* _Records drawn from a dataset_
*** Block opens ***

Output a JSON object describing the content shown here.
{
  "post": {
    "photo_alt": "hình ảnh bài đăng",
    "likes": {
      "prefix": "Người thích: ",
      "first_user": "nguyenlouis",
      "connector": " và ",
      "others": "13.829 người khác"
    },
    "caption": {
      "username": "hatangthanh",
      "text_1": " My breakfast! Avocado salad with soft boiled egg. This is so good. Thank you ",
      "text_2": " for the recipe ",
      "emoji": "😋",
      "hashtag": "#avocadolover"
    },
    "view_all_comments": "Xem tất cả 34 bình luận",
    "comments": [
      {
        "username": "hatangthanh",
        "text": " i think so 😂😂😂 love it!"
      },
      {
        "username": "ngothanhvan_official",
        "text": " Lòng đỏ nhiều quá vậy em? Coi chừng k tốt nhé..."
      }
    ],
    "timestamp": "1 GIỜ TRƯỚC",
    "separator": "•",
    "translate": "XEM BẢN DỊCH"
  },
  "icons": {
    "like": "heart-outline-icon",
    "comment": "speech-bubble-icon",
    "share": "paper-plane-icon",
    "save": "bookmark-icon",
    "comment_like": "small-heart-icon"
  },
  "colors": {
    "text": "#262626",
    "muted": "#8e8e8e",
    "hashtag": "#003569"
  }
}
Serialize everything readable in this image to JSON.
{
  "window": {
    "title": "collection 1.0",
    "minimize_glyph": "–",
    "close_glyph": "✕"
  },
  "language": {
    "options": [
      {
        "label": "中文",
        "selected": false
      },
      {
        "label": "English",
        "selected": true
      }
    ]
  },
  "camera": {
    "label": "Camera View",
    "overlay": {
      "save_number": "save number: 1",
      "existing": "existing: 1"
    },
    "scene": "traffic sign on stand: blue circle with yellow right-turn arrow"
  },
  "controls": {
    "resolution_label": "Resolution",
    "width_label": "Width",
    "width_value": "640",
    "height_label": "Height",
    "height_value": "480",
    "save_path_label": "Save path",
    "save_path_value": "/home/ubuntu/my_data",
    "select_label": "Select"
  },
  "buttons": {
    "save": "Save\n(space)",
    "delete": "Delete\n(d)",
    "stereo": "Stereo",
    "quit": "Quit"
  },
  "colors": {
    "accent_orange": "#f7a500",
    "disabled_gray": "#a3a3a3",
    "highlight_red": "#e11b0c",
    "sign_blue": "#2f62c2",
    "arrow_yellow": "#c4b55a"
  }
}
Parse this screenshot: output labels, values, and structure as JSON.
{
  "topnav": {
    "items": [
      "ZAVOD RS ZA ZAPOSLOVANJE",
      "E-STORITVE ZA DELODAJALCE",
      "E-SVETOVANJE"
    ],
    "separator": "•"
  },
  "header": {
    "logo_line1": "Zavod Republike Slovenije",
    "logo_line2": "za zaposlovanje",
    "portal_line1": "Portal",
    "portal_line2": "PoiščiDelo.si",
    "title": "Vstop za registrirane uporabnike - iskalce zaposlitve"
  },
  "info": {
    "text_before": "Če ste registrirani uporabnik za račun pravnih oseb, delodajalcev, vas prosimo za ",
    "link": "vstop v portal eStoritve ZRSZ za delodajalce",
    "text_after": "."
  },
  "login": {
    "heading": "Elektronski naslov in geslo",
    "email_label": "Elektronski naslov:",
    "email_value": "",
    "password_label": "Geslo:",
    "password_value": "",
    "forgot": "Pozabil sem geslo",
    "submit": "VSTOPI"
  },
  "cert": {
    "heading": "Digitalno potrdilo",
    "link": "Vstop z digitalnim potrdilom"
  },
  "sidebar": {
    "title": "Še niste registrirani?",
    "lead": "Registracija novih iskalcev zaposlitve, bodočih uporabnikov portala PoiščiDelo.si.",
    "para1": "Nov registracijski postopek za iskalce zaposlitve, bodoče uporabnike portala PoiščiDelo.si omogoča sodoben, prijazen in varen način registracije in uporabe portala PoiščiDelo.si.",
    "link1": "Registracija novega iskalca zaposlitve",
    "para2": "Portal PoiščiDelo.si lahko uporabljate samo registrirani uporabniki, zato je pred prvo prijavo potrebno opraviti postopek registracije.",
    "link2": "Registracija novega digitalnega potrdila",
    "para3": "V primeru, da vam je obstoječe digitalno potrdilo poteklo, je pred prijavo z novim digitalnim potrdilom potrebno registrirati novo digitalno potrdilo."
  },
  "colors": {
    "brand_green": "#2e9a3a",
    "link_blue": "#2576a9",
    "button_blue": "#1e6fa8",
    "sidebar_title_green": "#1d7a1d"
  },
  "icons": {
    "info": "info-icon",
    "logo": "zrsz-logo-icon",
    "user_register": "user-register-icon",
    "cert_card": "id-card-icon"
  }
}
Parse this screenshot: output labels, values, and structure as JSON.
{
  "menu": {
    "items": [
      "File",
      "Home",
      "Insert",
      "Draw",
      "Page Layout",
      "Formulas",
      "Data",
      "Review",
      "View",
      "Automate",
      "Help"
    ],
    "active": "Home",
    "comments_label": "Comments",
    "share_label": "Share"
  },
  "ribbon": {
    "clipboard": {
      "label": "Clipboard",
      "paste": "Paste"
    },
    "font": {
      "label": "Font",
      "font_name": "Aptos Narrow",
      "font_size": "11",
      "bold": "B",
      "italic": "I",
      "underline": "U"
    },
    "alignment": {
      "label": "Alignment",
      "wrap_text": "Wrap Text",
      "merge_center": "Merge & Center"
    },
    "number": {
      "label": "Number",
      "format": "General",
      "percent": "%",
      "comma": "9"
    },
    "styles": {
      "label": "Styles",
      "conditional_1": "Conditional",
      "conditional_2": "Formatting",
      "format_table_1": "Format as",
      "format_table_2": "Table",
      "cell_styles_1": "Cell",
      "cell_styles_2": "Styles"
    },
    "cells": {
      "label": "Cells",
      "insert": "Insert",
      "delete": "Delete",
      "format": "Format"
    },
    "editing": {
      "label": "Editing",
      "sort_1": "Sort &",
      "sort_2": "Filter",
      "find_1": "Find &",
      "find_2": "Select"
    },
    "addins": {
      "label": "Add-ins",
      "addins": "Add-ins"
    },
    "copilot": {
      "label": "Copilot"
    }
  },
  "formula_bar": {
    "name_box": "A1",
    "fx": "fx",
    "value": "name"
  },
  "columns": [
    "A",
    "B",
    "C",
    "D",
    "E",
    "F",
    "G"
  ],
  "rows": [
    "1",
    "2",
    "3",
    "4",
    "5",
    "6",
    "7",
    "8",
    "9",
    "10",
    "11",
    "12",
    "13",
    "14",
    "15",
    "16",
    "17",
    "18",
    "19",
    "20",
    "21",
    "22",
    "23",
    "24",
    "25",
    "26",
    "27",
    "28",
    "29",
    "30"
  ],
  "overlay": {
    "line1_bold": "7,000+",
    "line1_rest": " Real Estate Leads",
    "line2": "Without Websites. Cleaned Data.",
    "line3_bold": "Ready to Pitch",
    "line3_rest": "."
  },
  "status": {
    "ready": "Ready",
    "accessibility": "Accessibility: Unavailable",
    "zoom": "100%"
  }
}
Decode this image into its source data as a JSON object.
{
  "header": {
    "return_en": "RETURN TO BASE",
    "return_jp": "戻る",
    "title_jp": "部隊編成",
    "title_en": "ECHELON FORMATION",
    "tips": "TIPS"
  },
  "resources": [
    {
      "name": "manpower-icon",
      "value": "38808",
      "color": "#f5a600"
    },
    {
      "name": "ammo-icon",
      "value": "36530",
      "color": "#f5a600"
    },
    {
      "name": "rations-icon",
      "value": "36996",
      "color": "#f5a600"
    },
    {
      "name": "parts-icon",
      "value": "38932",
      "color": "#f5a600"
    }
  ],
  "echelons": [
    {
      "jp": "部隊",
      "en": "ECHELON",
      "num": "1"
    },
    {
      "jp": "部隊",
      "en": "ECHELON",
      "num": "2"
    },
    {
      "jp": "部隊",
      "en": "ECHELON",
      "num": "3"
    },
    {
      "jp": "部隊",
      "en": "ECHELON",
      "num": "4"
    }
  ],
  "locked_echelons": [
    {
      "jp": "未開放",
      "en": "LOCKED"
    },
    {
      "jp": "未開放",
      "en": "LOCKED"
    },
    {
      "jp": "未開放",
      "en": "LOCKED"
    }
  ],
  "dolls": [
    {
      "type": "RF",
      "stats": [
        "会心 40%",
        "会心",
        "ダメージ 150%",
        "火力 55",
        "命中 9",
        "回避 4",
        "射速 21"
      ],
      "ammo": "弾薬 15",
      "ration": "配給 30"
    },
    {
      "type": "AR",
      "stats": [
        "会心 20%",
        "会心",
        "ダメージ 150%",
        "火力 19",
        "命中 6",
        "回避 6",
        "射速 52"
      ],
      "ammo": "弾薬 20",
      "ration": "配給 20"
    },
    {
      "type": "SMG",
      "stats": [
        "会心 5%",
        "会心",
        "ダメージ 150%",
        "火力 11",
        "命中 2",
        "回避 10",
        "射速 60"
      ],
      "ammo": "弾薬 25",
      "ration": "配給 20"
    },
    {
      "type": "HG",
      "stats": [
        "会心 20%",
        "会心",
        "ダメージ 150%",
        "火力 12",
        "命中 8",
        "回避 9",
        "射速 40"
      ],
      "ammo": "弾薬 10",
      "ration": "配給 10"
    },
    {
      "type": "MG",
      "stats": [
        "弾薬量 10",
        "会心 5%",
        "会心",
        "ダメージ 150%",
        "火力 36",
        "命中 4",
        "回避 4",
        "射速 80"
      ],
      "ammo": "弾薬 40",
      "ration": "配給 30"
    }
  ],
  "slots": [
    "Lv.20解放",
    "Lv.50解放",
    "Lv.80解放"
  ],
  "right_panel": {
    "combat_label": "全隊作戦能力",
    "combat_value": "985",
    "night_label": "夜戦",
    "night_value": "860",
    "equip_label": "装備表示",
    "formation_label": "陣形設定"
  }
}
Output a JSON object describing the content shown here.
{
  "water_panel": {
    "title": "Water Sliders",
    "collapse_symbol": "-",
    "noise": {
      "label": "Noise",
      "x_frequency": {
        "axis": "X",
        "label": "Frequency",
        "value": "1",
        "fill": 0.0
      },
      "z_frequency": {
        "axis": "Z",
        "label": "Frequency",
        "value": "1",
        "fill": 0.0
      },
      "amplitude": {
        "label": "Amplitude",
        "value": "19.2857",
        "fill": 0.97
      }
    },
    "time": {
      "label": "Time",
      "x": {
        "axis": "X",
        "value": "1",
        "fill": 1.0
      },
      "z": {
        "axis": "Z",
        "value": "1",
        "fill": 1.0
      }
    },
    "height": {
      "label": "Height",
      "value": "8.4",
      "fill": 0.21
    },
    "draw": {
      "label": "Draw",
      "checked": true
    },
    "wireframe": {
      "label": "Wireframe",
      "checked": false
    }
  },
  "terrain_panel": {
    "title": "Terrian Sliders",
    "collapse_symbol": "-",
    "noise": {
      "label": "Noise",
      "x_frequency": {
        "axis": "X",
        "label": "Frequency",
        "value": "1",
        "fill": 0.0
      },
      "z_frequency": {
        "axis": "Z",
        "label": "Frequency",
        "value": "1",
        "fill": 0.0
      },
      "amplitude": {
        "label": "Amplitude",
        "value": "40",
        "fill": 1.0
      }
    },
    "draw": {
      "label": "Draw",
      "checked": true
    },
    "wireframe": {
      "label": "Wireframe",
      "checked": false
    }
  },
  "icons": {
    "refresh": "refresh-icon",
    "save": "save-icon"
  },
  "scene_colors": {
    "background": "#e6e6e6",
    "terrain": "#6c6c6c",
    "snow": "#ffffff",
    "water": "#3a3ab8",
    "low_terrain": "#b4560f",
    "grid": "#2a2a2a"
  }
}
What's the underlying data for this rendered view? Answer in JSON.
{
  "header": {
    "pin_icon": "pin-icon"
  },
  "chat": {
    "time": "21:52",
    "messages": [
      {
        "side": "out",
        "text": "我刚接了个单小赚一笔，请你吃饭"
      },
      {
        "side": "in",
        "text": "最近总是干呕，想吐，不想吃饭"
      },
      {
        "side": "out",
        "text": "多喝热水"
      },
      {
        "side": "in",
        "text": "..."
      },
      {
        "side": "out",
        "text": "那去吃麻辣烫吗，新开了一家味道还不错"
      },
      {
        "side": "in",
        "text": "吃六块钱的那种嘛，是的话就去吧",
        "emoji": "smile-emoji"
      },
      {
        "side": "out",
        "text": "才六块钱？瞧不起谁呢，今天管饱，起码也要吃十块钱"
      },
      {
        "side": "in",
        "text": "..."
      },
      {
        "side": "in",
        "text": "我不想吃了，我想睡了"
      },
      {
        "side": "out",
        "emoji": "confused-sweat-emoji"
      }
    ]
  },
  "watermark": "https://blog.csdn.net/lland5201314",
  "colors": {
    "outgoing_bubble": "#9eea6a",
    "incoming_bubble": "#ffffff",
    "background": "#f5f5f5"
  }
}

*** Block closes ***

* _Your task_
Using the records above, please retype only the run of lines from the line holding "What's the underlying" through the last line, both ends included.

* _Response to the exercise_
What's the underlying data for this rendered view? Answer in JSON.
{
  "header": {
    "pin_icon": "pin-icon"
  },
  "chat": {
    "time": "21:52",
    "messages": [
      {
        "side": "out",
        "text": "我刚接了个单小赚一笔，请你吃饭"
      },
      {
        "side": "in",
        "text": "最近总是干呕，想吐，不想吃饭"
      },
      {
        "side": "out",
        "text": "多喝热水"
      },
      {
        "side": "in",
        "text": "..."
      },
      {
        "side": "out",
        "text": "那去吃麻辣烫吗，新开了一家味道还不错"
      },
      {
        "side": "in",
        "text": "吃六块钱的那种嘛，是的话就去吧",
        "emoji": "smile-emoji"
      },
      {
        "side": "out",
        "text": "才六块钱？瞧不起谁呢，今天管饱，起码也要吃十块钱"
      },
      {
        "side": "in",
        "text": "..."
      },
      {
        "side": "in",
        "text": "我不想吃了，我想睡了"
      },
      {
        "side": "out",
        "emoji": "confused-sweat-emoji"
      }
    ]
  },
  "watermark": "https://blog.csdn.net/lland5201314",
  "colors": {
    "outgoing_bubble": "#9eea6a",
    "incoming_bubble": "#ffffff",
    "background": "#f5f5f5"
  }
}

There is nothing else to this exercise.